In any event, the story of Abraham and Isaac allows us to assume that, up to that time, the ancient Hebrews were just as barbaric as any other ancient people. This biblical story preserves one of the truly shocking and unexpected “right turns” in human history--when something caused us to empathize with the sacrificial victim and lay down the knife. Not that it wasn’t a struggle afterwards. The Bible chronicles many instances of backsliding and regression, which gives it even more of a ring of authenticity. The struggle against absuing children was (and is) very real. But the benefits were obvious. For the first time in history, Jews were also able to intuit the one God. Not only that, but he was a loving God. Other primitive peoples lived in the psychological fragmentation of polytheism.
In my opinion, they did not know God because they could not know God. Early childhood trauma leads to what is called “borderline personality structure,” in which the mind is subject to vertical splitting and the inability to maintain psychological unity and coherence. Therefore, primitive polytheism was actually an indirect measure of child abuse. Note as well that the gods of ancient Greece and Rome were arbitrary, selfish, and narcissistic, and even got a kick out of lording it over the “little” humans. They were suspiciously simlar to abusive and uncaring parents. Perhaps not surprisingly, the Hebrews began viewing themselves as having an intimate relationship with a benevolent God who took a deep and abiding interest in them, instead of having to live in fear of a multitude of arbitrary and self-absorbed gods...
Breiner speculates that this prevailing attitude--“to take care of and love one’s wife so that she will care for and love one's children”--was “fundamental in determining why ancient child abuse and infanticide were rare among the ancient Hebrews.” The Talmud stated that those who practiced pederasty were subject to stoning. In ancient Greece, pedophiles were subject to being lionized as immortal philosophers. One of the most striking differences was in the attitude toward female children, which is one of the hinges of psychohistorical evolution. Unlike other ancient peoples, the Jews began cherishing and protecting female children. Many laws that we might now look upon as chauvinistic were, as reader Yesterday pointed out tomorrow--I mean Tamara pointed out yesterday--very advanced and innovative for their day. They were meant to protect women and girls, not to degrade them...
Again, it is easy to be historo-centric and view ancient Hebrews as barbaric by our standards, but the punishment meted out in Hebrew courts of law was lenient and humane by the standards of the day. So too their treatment of slaves, of captured enemies, of the poor, the oppressed, the widow, the stranger. They were the first people to achieve nearly 100% literacy, a development which had staggering implications for the way children were raised. posted by Gagdad Bob at 8:23 AM 14 comments Clinical psychologist Robert Godwin is an extreme seeker and off-road spiritual aspirant One Cosmos
Tuesday, July 11, 2006
Sunday, July 09, 2006
Saturday, July 08, 2006
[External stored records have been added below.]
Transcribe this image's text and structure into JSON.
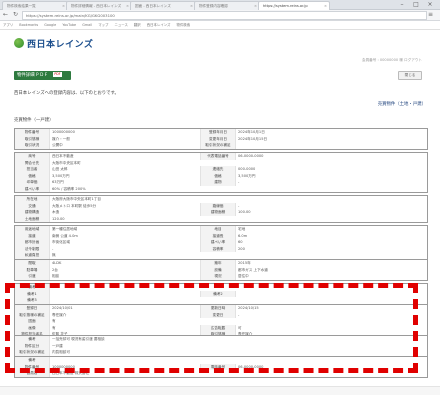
{
  "browser": {
    "tabs": [
      {
        "label": "物件検索結果一覧",
        "active": false
      },
      {
        "label": "物件詳細情報 - 西日本レインズ",
        "active": false
      },
      {
        "label": "図面 - 西日本レインズ",
        "active": false
      },
      {
        "label": "物件登録内容確認",
        "active": false
      },
      {
        "label": "https://system.reins.or.jp",
        "active": true
      }
    ],
    "url": "https://system.reins.or.jp/main/KG/GKG003100",
    "bookmarks": [
      "アプリ",
      "Bookmarks",
      "Google",
      "YouTube",
      "Gmail",
      "マップ",
      "ニュース",
      "翻訳",
      "西日本レインズ",
      "物件検索"
    ]
  },
  "header": {
    "logo_text": "西日本レインズ",
    "right_info": "会員番号 : 00000000 様  ログアウト",
    "close_label": "閉じる"
  },
  "pdf_button": {
    "label": "物件詳細 P D F",
    "icon": "PDF"
  },
  "notice": "西日本レインズへの登録内容は、以下のとおりです。",
  "link_right": "売買物件（土地・戸建）",
  "section_title": "売買物件（一戸建）",
  "tables": [
    {
      "rows": [
        [
          "物件番号",
          "1000000000",
          "登録年月日",
          "2024年10月1日"
        ],
        [
          "取引態様",
          "媒介・一般",
          "変更年月日",
          "2024年10月15日"
        ],
        [
          "取引状況",
          "公開中",
          "取引状況の補足",
          ""
        ]
      ]
    },
    {
      "rows": [
        [
          "商号",
          "西日本不動産",
          "代表電話番号",
          "06-0000-0000"
        ],
        [
          "問合せ先",
          "大阪市中央区本町",
          "",
          ""
        ],
        [
          "担当者",
          "山田 太郎",
          "連絡先",
          "000-0000"
        ],
        [
          "価格",
          "3,500万円",
          "価格",
          "3,500万円"
        ],
        [
          "坪単価",
          "63万円",
          "建物",
          "-"
        ],
        [
          "建ぺい率",
          "60% / 容積率 200%",
          "",
          ""
        ]
      ]
    },
    {
      "rows": [
        [
          "所在地",
          "大阪府大阪市中央区本町1丁目",
          "",
          ""
        ],
        [
          "交通",
          "大阪メトロ 本町駅 徒歩5分",
          "路線価",
          "-"
        ],
        [
          "建物構造",
          "木造",
          "建物面積",
          "100.00"
        ],
        [
          "土地面積",
          "120.00",
          "",
          ""
        ]
      ]
    },
    {
      "rows": [
        [
          "用途地域",
          "第一種住居地域",
          "地目",
          "宅地"
        ],
        [
          "接道",
          "南側 公道 4.0m",
          "接道長",
          "6.0m"
        ],
        [
          "都市計画",
          "市街化区域",
          "建ぺい率",
          "60"
        ],
        [
          "法令制限",
          "-",
          "容積率",
          "200"
        ],
        [
          "私道負担",
          "無",
          "",
          ""
        ]
      ]
    },
    {
      "rows": [
        [
          "間取",
          "4LDK",
          "築年",
          "2015年"
        ],
        [
          "駐車場",
          "2台",
          "設備",
          "都市ガス 上下水道"
        ],
        [
          "引渡",
          "相談",
          "現況",
          "居住中"
        ]
      ]
    },
    {
      "rows": [
        [
          "備考",
          "",
          "",
          ""
        ],
        [
          "備考1",
          "",
          "備考2",
          ""
        ],
        [
          "備考3",
          "",
          "",
          ""
        ]
      ]
    },
    {
      "rows": [
        [
          "登録日",
          "2024/10/01",
          "更新日時",
          "2024/10/15"
        ],
        [
          "取引態様の補足",
          "専任媒介",
          "変更日",
          "-"
        ],
        [
          "図面",
          "有",
          "",
          ""
        ],
        [
          "画像",
          "有",
          "広告転載",
          "可"
        ],
        [
          "物件担当者名",
          "佐藤 花子",
          "取引態様",
          "専任媒介"
        ]
      ]
    },
    {
      "rows": [
        [
          "備考",
          "一括売却可 現況有姿引渡 要相談",
          "",
          ""
        ],
        [
          "物件区分",
          "一戸建",
          "",
          ""
        ],
        [
          "取引状況の補足",
          "内覧相談可",
          "",
          ""
        ]
      ]
    },
    {
      "rows": [
        [
          "備考",
          "",
          "",
          ""
        ],
        [
          "物件番号",
          "1000000000",
          "電話番号",
          "06-0000-0000"
        ],
        [
          "会員名",
          "西日本不動産 株式会社",
          "",
          ""
        ]
      ]
    }
  ]
}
- What did we do wrong? is the typical phrase that the right-wing politician asks himself; if a policy in place is not working, he prefers to throw it out and try something else - or at least ATTEMPT to throw it out. There must be a mistake somewhere in the policy itself - and that can be fixed, taking into account the imperfection of the citizens to whom the policy applies.
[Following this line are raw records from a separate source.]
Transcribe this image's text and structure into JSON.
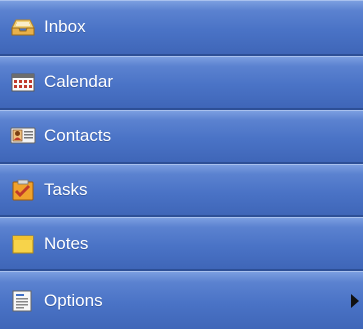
{
  "nav": {
    "items": [
      {
        "label": "Inbox",
        "icon": "inbox-icon"
      },
      {
        "label": "Calendar",
        "icon": "calendar-icon"
      },
      {
        "label": "Contacts",
        "icon": "contacts-icon"
      },
      {
        "label": "Tasks",
        "icon": "tasks-icon"
      },
      {
        "label": "Notes",
        "icon": "notes-icon"
      },
      {
        "label": "Options",
        "icon": "options-icon",
        "has_submenu": true
      }
    ]
  }
}
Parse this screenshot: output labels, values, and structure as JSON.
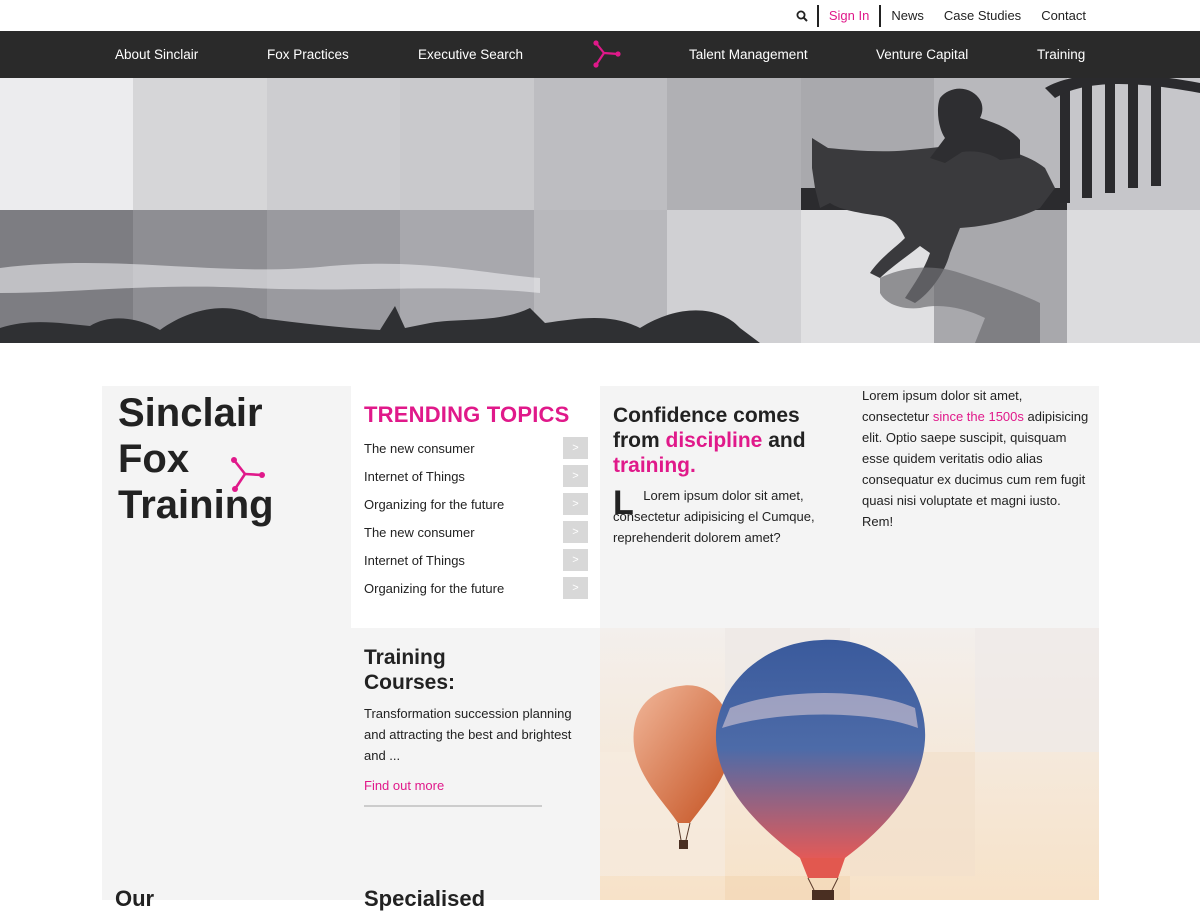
{
  "utility_nav": {
    "sign_in": "Sign In",
    "links": [
      "News",
      "Case Studies",
      "Contact"
    ]
  },
  "main_nav": {
    "items": [
      "About Sinclair",
      "Fox Practices",
      "Executive Search",
      "Talent Management",
      "Venture Capital",
      "Training"
    ]
  },
  "brand": {
    "lines": [
      "Sinclair",
      "Fox",
      "Training"
    ],
    "bottom_heading": "Our"
  },
  "trending": {
    "title": "TRENDING TOPICS",
    "items": [
      "The new consumer",
      "Internet of Things",
      "Organizing for the future",
      "The new consumer",
      "Internet of Things",
      "Organizing for the future"
    ],
    "arrow": ">"
  },
  "courses": {
    "title_line1": "Training",
    "title_line2": "Courses:",
    "text": "Transformation succession planning and attracting the best and brightest and ...",
    "link": "Find out more",
    "bottom_heading": "Specialised"
  },
  "confidence": {
    "h_part1": "Confidence comes from ",
    "h_pink1": "discipline",
    "h_part2": " and ",
    "h_pink2": "training.",
    "dropcap": "L",
    "para_first": "Lorem ipsum dolor sit amet,",
    "para_rest": "consectetur adipisicing el Cumque, reprehenderit dolorem amet?",
    "side_before": "Lorem ipsum dolor sit amet, consectetur ",
    "side_link": "since the 1500s",
    "side_after": " adipisicing elit. Optio saepe suscipit, quisquam esse quidem veritatis odio alias consequatur ex ducimus cum rem fugit quasi nisi voluptate et magni iusto. Rem!"
  },
  "colors": {
    "accent": "#e0198a",
    "nav_bg": "#2a2a2a",
    "panel_bg": "#f4f4f4"
  },
  "icons": {
    "search": "search-icon",
    "logo": "fox-logo-icon",
    "arrow": "chevron-right-icon"
  }
}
- Leftist politicians ask Who did this to us? The failure of a policy is never their fault; they assume that it was sabotaged by their political opponents, or by the failure of society to live up to its full potential. Their response to a failed policy is to try it again, and yet again, until somebody somehow gets it right. The policy is perfect; it's other people that are the only real problem. 10:05 AM